EXERCISE AIM :: All of the data must be written out verbatim, with pictures excluded.

RECORDS SHOWN ::
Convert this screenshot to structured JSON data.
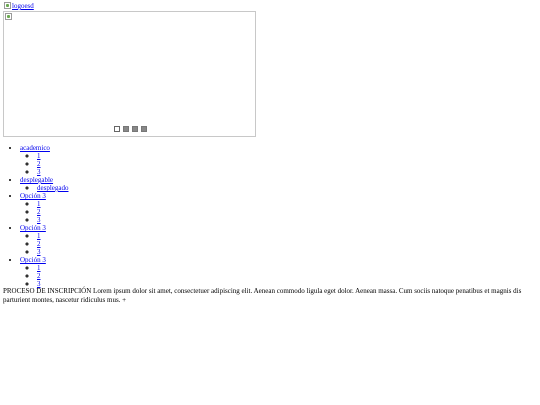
{
  "header": {
    "logo_alt": "logoesd"
  },
  "slider": {
    "image_alt": "",
    "pager": [
      {
        "label": "1",
        "active": true
      },
      {
        "label": "2",
        "active": false
      },
      {
        "label": "3",
        "active": false
      },
      {
        "label": "4",
        "active": false
      }
    ]
  },
  "menu": [
    {
      "label": "academico",
      "children": [
        "1",
        "2",
        "3"
      ]
    },
    {
      "label": "desplegable",
      "children": [
        "desplegado"
      ]
    },
    {
      "label": "Opción 3",
      "children": [
        "1",
        "2",
        "3"
      ]
    },
    {
      "label": "Opción 3",
      "children": [
        "1",
        "2",
        "3"
      ]
    },
    {
      "label": "Opción 3",
      "children": [
        "1",
        "2",
        "3"
      ]
    }
  ],
  "intro": {
    "text": "PROCESO DE INSCRIPCIÓN Lorem ipsum dolor sit amet, consectetuer adipiscing elit. Aenean commodo ligula eget dolor. Aenean massa. Cum sociis natoque penatibus et magnis dis parturient montes, nascetur ridiculus mus.",
    "more_label": "+"
  }
}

ANSWER BOX ::
Convert this screenshot to structured JSON data.
{
  "header": {
    "logo_alt": "logoesd"
  },
  "slider": {
    "image_alt": "",
    "pager": [
      {
        "label": "1",
        "active": true
      },
      {
        "label": "2",
        "active": false
      },
      {
        "label": "3",
        "active": false
      },
      {
        "label": "4",
        "active": false
      }
    ]
  },
  "menu": [
    {
      "label": "academico",
      "children": [
        "1",
        "2",
        "3"
      ]
    },
    {
      "label": "desplegable",
      "children": [
        "desplegado"
      ]
    },
    {
      "label": "Opción 3",
      "children": [
        "1",
        "2",
        "3"
      ]
    },
    {
      "label": "Opción 3",
      "children": [
        "1",
        "2",
        "3"
      ]
    },
    {
      "label": "Opción 3",
      "children": [
        "1",
        "2",
        "3"
      ]
    }
  ],
  "intro": {
    "text": "PROCESO DE INSCRIPCIÓN Lorem ipsum dolor sit amet, consectetuer adipiscing elit. Aenean commodo ligula eget dolor. Aenean massa. Cum sociis natoque penatibus et magnis dis parturient montes, nascetur ridiculus mus.",
    "more_label": "+"
  }
}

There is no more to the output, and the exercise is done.